Delta president aims to help ALICE population enter semiconductor workforce

State, university leaders excited about new ‘Semiconductor Talent Action Team’

Delta College President Michael Gavin said the college intends to work with area high schools and the ALICE population in an effort to increase the semiconductor industry workforce.

Gavin was one of several college and university presidents who joined Michigan Lt. Gov. Garlin Gilchrist and business leaders Wednesday in announcing the Michigan Economic Development Corporation’s new Semiconductor Talent Action Team, a public-private alliance.

“(Developing) the semiconductor workforce is part of reimagining what the Great Lakes Bay Region can be,” Gavin said while speaking for about five minutes during a 45-minute Zoom news conference.

Gavin said Delta is fortunate to have partnerships with nearby Hemlock Semiconductor and with SK Siltron CSS, which last September opened a semiconductor wafer plant in Monitor Township about two miles north of Delta’s main campus, the company’s second plant in Bay County.

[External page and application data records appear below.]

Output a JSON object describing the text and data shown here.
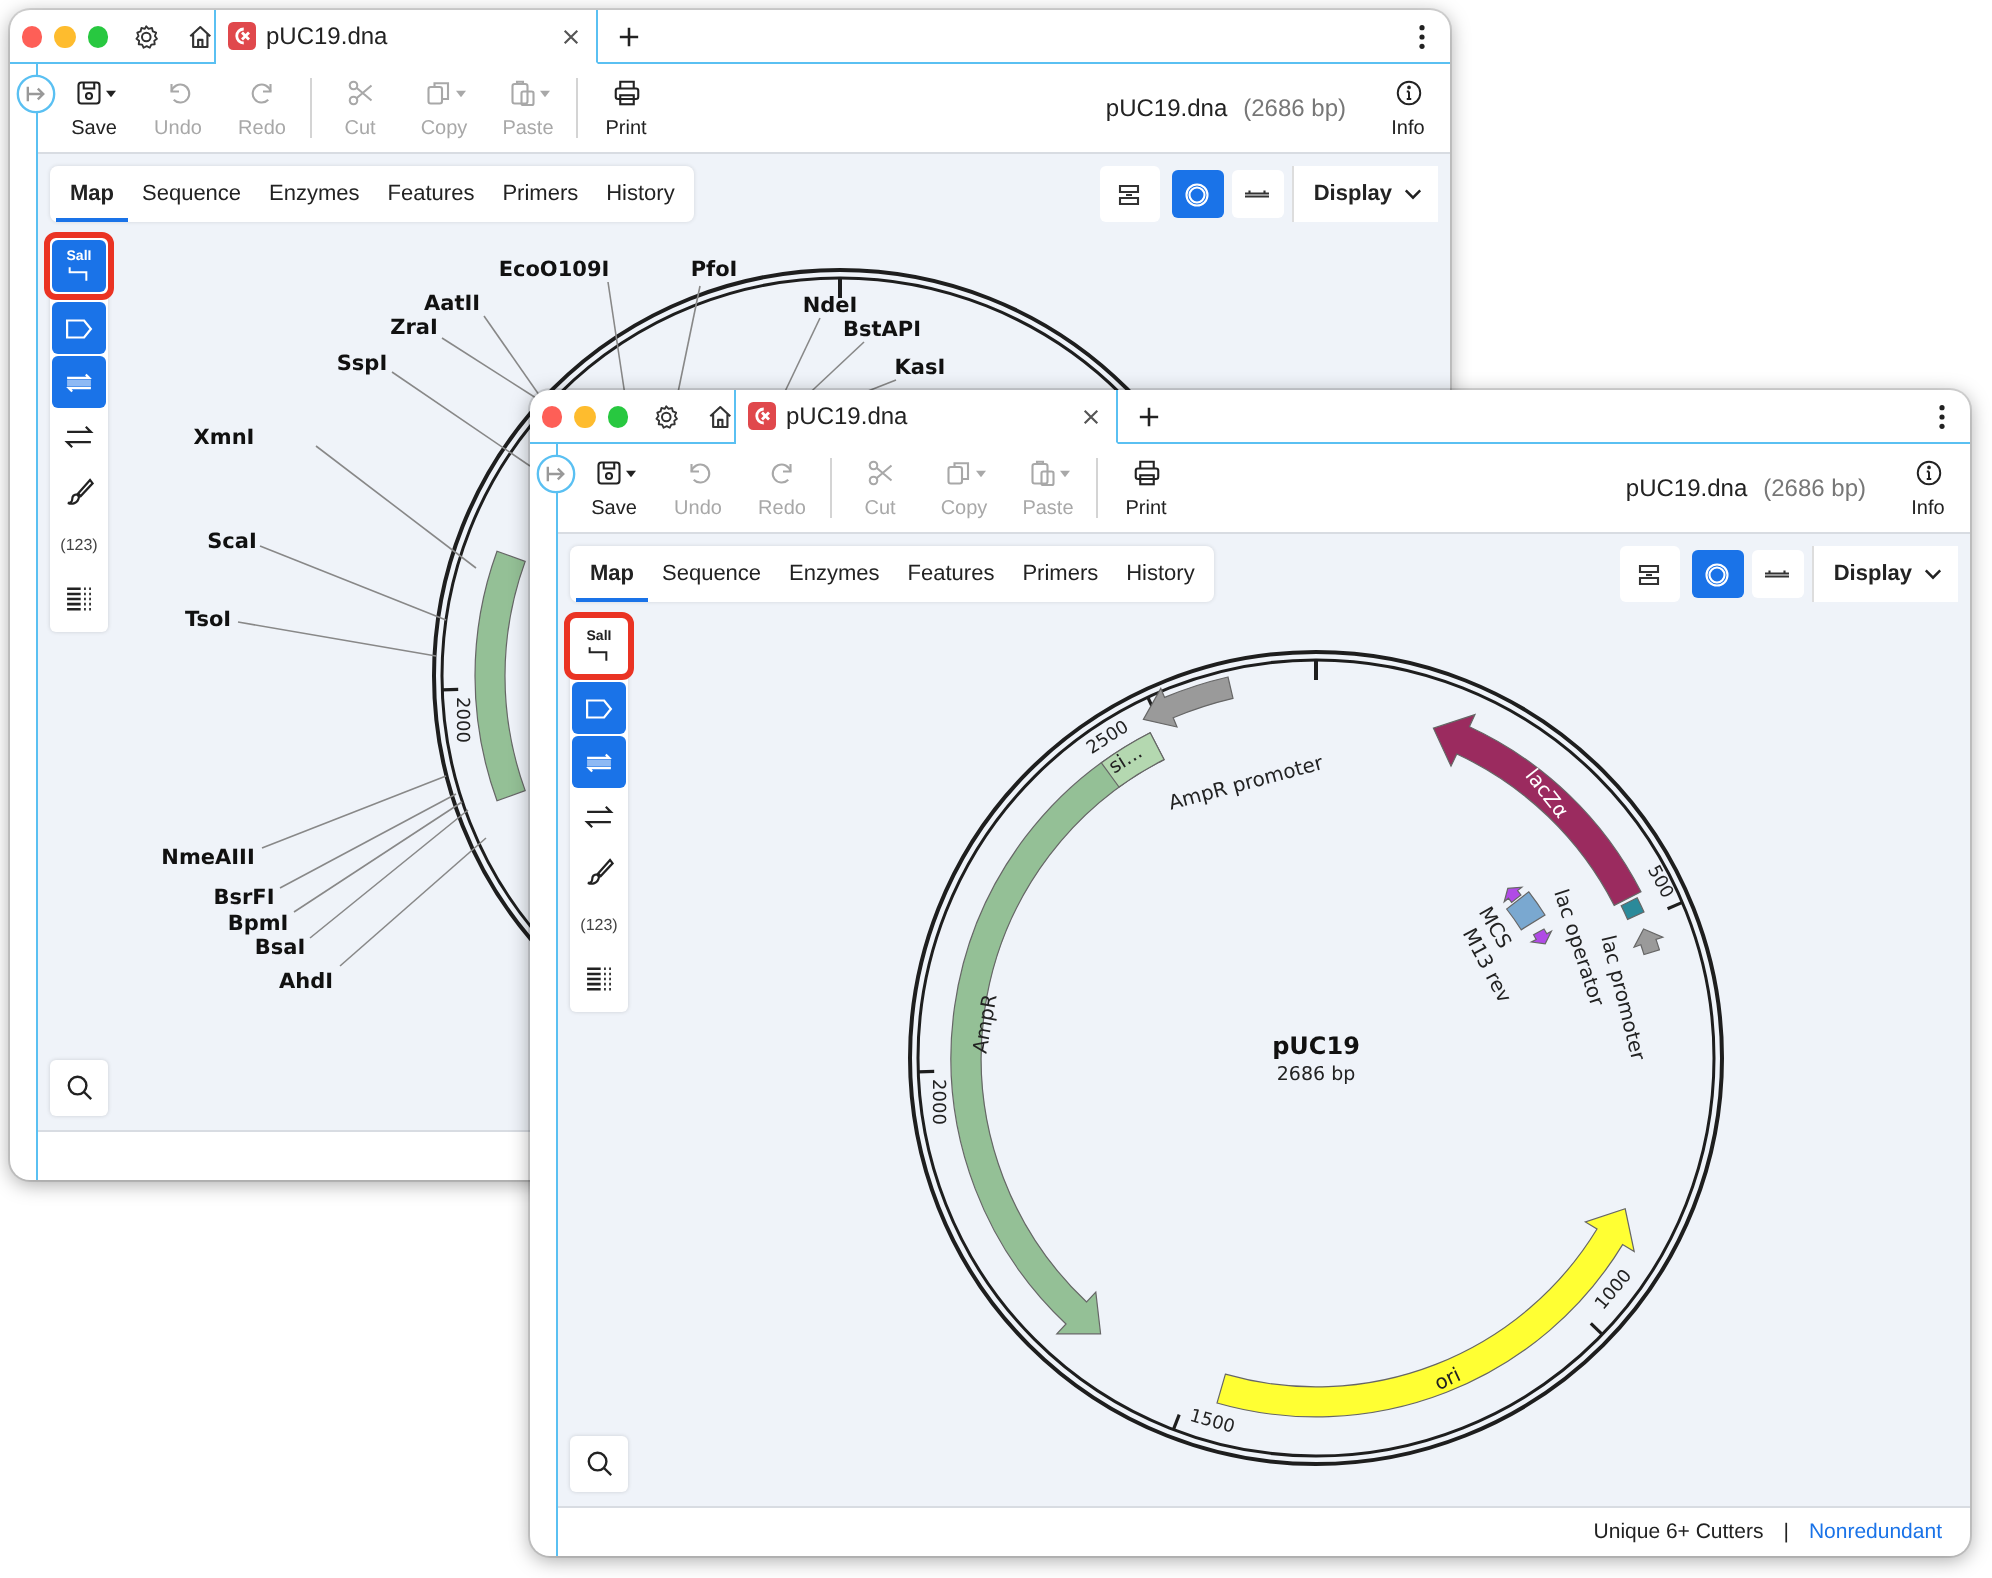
{
  "windows": [
    {
      "tabs": [
        {
          "title": "pUC19.dna",
          "selected": true
        }
      ],
      "toolbar": [
        {
          "label": "Save",
          "kind": "save",
          "menu": true,
          "disabled": false
        },
        {
          "label": "Undo",
          "kind": "undo",
          "menu": false,
          "disabled": true
        },
        {
          "label": "Redo",
          "kind": "redo",
          "menu": false,
          "disabled": true
        },
        {
          "label": "Cut",
          "kind": "cut",
          "menu": false,
          "disabled": true
        },
        {
          "label": "Copy",
          "kind": "copy",
          "menu": true,
          "disabled": true
        },
        {
          "label": "Paste",
          "kind": "paste",
          "menu": true,
          "disabled": true
        },
        {
          "label": "Print",
          "kind": "print",
          "menu": false,
          "disabled": false
        }
      ],
      "file_name": "pUC19.dna",
      "length": "(2686 bp)",
      "info": "Info",
      "view_tabs": [
        {
          "label": "Map",
          "selected": true
        },
        {
          "label": "Sequence",
          "selected": false
        },
        {
          "label": "Enzymes",
          "selected": false
        },
        {
          "label": "Features",
          "selected": false
        },
        {
          "label": "Primers",
          "selected": false
        },
        {
          "label": "History",
          "selected": false
        }
      ],
      "view_modes": [
        {
          "kind": "sequence",
          "selected": false
        },
        {
          "kind": "circular",
          "selected": true
        },
        {
          "kind": "linear",
          "selected": false
        }
      ],
      "display": "Display",
      "tools": [
        {
          "kind": "enzymes",
          "label": "SalI",
          "selected": true,
          "highlighted": true
        },
        {
          "kind": "features",
          "selected": true,
          "highlighted": false
        },
        {
          "kind": "primers",
          "selected": true,
          "highlighted": false
        },
        {
          "kind": "orfs",
          "selected": false,
          "highlighted": false
        },
        {
          "kind": "colors",
          "selected": false,
          "highlighted": false
        },
        {
          "kind": "numbers",
          "label": "(123)",
          "selected": false,
          "highlighted": false
        },
        {
          "kind": "translation",
          "selected": false,
          "highlighted": false
        }
      ],
      "map": {
        "features": [
          {
            "color": "#94c096"
          }
        ],
        "ticks": [
          {
            "label": "2000"
          }
        ],
        "enzymes": [
          "EcoO109I",
          "PfoI",
          "AatII",
          "NdeI",
          "ZraI",
          "BstAPI",
          "SspI",
          "KasI",
          "XmnI",
          "ScaI",
          "TsoI",
          "NmeAIII",
          "BsrFI",
          "BpmI",
          "BsaI",
          "AhdI"
        ]
      }
    },
    {
      "tabs": [
        {
          "title": "pUC19.dna",
          "selected": true
        }
      ],
      "toolbar": [
        {
          "label": "Save",
          "kind": "save",
          "menu": true,
          "disabled": false
        },
        {
          "label": "Undo",
          "kind": "undo",
          "menu": false,
          "disabled": true
        },
        {
          "label": "Redo",
          "kind": "redo",
          "menu": false,
          "disabled": true
        },
        {
          "label": "Cut",
          "kind": "cut",
          "menu": false,
          "disabled": true
        },
        {
          "label": "Copy",
          "kind": "copy",
          "menu": true,
          "disabled": true
        },
        {
          "label": "Paste",
          "kind": "paste",
          "menu": true,
          "disabled": true
        },
        {
          "label": "Print",
          "kind": "print",
          "menu": false,
          "disabled": false
        }
      ],
      "file_name": "pUC19.dna",
      "length": "(2686 bp)",
      "info": "Info",
      "view_tabs": [
        {
          "label": "Map",
          "selected": true
        },
        {
          "label": "Sequence",
          "selected": false
        },
        {
          "label": "Enzymes",
          "selected": false
        },
        {
          "label": "Features",
          "selected": false
        },
        {
          "label": "Primers",
          "selected": false
        },
        {
          "label": "History",
          "selected": false
        }
      ],
      "view_modes": [
        {
          "kind": "sequence",
          "selected": false
        },
        {
          "kind": "circular",
          "selected": true
        },
        {
          "kind": "linear",
          "selected": false
        }
      ],
      "display": "Display",
      "tools": [
        {
          "kind": "enzymes",
          "label": "SalI",
          "selected": false,
          "highlighted": true
        },
        {
          "kind": "features",
          "selected": true,
          "highlighted": false
        },
        {
          "kind": "primers",
          "selected": true,
          "highlighted": false
        },
        {
          "kind": "orfs",
          "selected": false,
          "highlighted": false
        },
        {
          "kind": "colors",
          "selected": false,
          "highlighted": false
        },
        {
          "kind": "numbers",
          "label": "(123)",
          "selected": false,
          "highlighted": false
        },
        {
          "kind": "translation",
          "selected": false,
          "highlighted": false
        }
      ],
      "map": {
        "title": "pUC19",
        "subtitle": "2686 bp",
        "features": [
          {
            "label": "AmpR",
            "color": "#94c096"
          },
          {
            "label": "si...",
            "color": "#b4d8b0"
          },
          {
            "label": "AmpR promoter",
            "color": "#9a9a9a"
          },
          {
            "label": "lacZα",
            "color": "#9b2b5f"
          },
          {
            "label": "lac operator",
            "color": "#2b8a9a"
          },
          {
            "label": "lac promoter",
            "color": "#9a9a9a"
          },
          {
            "label": "MCS",
            "color": "#7aa8d0"
          },
          {
            "label": "M13 rev",
            "color": "#b04ae6"
          },
          {
            "label": "ori",
            "color": "#ffff33"
          },
          {
            "color": "#b04ae6"
          }
        ],
        "ticks": [
          {
            "label": "2000"
          },
          {
            "label": "2500"
          },
          {
            "label": "500"
          },
          {
            "label": "1000"
          },
          {
            "label": "1500"
          }
        ]
      },
      "status": [
        {
          "text": "Unique 6+ Cutters",
          "kind": "label"
        },
        {
          "text": "|",
          "kind": "separator"
        },
        {
          "text": "Nonredundant",
          "kind": "link"
        }
      ]
    }
  ]
}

Like many of the other speakers, Gavin said increasing Michigan’s population goes hand in hand with expanding the semiconductor industry in the state. 

“We need to poise ourselves for an increased workforce. We at Delta are reenvisioning the curriculum and the faculty roles. Our programs need to be retailored to train semiconductor technicians.”

Part of establishing a trained workforce for the semiconductor industry, Gavin said, is connecting with populations that have traditionally been overlooked.

“Our service area has a significant number of low-income, low-skilled individuals,” he said. “We are looking at (connecting with the) ALICE population. Our dual enrollment partners are looking at creating pathways from high schools to the semiconductor industry.”